I have always loved being at Pomona. I love the weather, the classes, the parties. But most of all, I love the people. So when the day came to turn in my study abroad contract, I was still sitting at my desk, staring at the Cambridge forms in front of me while 5 p.m. crept closer and closer.
Arriving at the study abroad office five minutes before closing, I turned in the required paperwork with a reluctant hand and a churning stomach. And as it slipped out of my hands and into the receptionist’s, I suddenly couldn’t remember any of the reasons I wanted to go to England in the first place. Why should I give up a semester at the place that I have come to feel most at home in the world—why should I give up any of the limited time I have left to enjoy February by the pool, Smiley ‘80s, and all the people I love most? And to go to Cambridge, where the weather was always cold and rainy and the people, I assumed, cold and snobby. Was I doing what was right for me, or merely giving into the pressure that many juniors feel to get the “study abroad experience”?

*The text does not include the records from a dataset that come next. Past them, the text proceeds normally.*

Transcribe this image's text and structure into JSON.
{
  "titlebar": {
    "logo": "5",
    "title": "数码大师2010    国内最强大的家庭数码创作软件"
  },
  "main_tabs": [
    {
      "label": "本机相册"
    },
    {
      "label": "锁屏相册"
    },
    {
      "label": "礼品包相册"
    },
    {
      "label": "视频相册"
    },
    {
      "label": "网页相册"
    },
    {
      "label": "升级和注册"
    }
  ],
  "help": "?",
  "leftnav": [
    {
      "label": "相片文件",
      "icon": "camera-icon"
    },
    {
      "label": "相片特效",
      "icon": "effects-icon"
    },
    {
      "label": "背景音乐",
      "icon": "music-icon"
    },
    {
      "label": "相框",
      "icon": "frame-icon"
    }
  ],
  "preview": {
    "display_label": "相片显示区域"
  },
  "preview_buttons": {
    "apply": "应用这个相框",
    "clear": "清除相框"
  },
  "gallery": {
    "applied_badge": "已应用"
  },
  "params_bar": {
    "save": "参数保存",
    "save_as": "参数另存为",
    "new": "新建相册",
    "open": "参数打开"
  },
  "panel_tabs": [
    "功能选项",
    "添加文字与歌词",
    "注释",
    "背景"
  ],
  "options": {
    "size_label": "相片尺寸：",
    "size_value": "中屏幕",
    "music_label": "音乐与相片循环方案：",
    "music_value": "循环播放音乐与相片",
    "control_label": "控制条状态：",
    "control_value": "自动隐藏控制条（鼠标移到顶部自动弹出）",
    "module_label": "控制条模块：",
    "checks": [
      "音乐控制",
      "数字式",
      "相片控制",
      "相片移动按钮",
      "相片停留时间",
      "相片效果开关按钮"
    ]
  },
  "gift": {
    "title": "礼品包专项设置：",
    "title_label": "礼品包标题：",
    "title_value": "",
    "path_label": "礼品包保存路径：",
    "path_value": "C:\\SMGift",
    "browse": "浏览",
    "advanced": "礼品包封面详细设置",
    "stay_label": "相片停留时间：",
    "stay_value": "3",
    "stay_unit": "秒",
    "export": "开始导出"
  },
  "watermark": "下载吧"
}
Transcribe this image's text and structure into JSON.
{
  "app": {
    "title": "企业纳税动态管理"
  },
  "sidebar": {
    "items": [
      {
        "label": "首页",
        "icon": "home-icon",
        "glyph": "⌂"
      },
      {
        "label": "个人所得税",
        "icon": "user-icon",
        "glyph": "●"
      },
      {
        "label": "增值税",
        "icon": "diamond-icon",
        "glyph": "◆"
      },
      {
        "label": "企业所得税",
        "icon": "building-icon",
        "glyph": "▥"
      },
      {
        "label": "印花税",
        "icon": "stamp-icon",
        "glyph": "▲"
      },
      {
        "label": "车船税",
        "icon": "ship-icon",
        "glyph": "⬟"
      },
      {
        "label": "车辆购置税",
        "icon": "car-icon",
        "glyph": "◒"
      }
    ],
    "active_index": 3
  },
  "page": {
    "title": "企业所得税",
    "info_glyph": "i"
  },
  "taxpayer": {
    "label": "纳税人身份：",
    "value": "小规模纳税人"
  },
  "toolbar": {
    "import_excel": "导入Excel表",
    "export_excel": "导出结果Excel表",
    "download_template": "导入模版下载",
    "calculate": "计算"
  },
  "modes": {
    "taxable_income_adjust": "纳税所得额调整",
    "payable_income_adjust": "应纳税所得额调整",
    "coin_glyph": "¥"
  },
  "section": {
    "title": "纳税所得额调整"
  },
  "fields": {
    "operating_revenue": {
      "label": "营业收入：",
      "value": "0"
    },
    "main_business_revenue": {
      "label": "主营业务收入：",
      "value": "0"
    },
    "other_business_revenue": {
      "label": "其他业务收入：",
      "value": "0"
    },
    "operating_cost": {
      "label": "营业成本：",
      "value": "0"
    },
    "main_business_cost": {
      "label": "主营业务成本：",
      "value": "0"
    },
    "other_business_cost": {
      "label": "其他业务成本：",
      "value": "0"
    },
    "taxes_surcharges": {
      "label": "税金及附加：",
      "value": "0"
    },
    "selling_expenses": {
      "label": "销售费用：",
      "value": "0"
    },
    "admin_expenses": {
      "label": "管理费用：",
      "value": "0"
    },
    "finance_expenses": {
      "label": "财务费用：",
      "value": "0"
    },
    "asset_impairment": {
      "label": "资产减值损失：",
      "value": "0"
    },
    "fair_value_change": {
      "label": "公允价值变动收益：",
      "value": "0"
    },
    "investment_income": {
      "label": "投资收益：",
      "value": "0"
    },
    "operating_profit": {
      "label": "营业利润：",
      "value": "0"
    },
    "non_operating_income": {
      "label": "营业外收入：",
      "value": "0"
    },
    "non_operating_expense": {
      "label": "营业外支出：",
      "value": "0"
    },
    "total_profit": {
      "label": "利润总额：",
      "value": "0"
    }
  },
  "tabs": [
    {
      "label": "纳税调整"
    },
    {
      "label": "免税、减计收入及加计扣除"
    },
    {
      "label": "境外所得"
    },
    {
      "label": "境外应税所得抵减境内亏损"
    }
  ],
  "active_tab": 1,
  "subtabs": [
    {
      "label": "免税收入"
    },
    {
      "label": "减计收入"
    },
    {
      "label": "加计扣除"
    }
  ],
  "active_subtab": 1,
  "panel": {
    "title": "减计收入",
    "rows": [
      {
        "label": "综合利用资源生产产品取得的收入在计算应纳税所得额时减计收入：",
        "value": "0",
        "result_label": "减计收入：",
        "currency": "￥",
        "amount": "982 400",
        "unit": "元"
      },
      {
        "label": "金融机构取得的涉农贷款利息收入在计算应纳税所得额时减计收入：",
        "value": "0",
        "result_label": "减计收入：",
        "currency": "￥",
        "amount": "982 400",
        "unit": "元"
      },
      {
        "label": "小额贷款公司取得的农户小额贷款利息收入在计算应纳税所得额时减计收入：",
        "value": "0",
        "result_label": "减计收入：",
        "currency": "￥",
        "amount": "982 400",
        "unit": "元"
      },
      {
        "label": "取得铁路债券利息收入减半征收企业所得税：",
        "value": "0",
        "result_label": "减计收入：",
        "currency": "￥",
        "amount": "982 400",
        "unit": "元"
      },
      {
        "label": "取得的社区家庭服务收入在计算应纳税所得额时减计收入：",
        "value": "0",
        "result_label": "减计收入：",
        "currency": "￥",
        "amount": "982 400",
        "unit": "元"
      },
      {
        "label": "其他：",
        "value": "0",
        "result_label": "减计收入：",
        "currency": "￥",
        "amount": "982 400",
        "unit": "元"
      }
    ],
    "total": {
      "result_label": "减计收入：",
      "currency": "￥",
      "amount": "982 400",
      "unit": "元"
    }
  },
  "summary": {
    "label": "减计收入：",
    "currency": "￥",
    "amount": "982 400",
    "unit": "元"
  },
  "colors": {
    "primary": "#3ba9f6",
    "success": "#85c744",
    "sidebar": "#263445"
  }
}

Months have passed since that day, but it has only been recently that I’ve been able to answer these questions. This morning, wasting a few rainy hours in the lobby of my uptown Barcelona hostel, my thoughts wandered back through the months that have passed since I left home for Cambridge, and since I left Cambridge to spend term break on the continent. Thumbing through images in my mind, I discovered that dozens and dozens of them—memories of people, places, nights past—were things I could never have imagined experiencing when I left Pomona.
I left Cambridge some time ago to spend a prolonged spring break traveling around continental Europe before returning for the second half of the program. Three weeks and five countries later, the ten days and three countries that still remain before I return to my dorm room in Cambridge seem to stretch on interminably into the future. And it’s funny how easily, how suddenly, the word “home” slips off my tongue when I speak about the winding cobblestone streets and the gardens upon gardens of daffodils that are blooming in Cambridge as I write.
Cambridge has become a part of who I am—more than that, a part of who I want to be. I have met people and had experiences here that will stay with me for years to come.
But even as I smile thinking about unpacking my suitcase and reuniting with the friends I’ve made in Cambridge, it wouldn’t mean anywhere near as much if I weren’t the person Pomona has made me into, and if I didn’t have Pomona to return to when I get home. It’s been three months since I left the States, and I have managed to keep in touch with almost everyone at home I care about. More than that, throughout my travels, I’ve stayed with various other Pomona students along the way who have never failed to surprise me with their hospitality—even those who I’d never met at Pomona.
Traveling has made me realize that the best parts of Pomona aren’t the ones I’ve left behind. They’re the ones that I keep with me no matter where I am: the curiosity it has given me to explore the world around me, and the ability it has given me to understand and appreciate the world and its people. The community that extends globally, and the friends who remain friends no matter how many time zones separate us. The knowledge that I will always return to them, and they to me.
Thankfully, the sun has come out, and, though it is not the 80 degrees it’s going to be in Claremont today, spring in Barcelona calls. I can answer it with an easy mind, just like I can enjoy everything here, with the knowledge that all too soon I will find myself back in the suffocating heat of August in Claremont. With the knowledge that—though my stuffed Cecil was lost weeks ago somewhere between Prague and Budapest—a bit of Pomona stays with me wherever I go, and always will.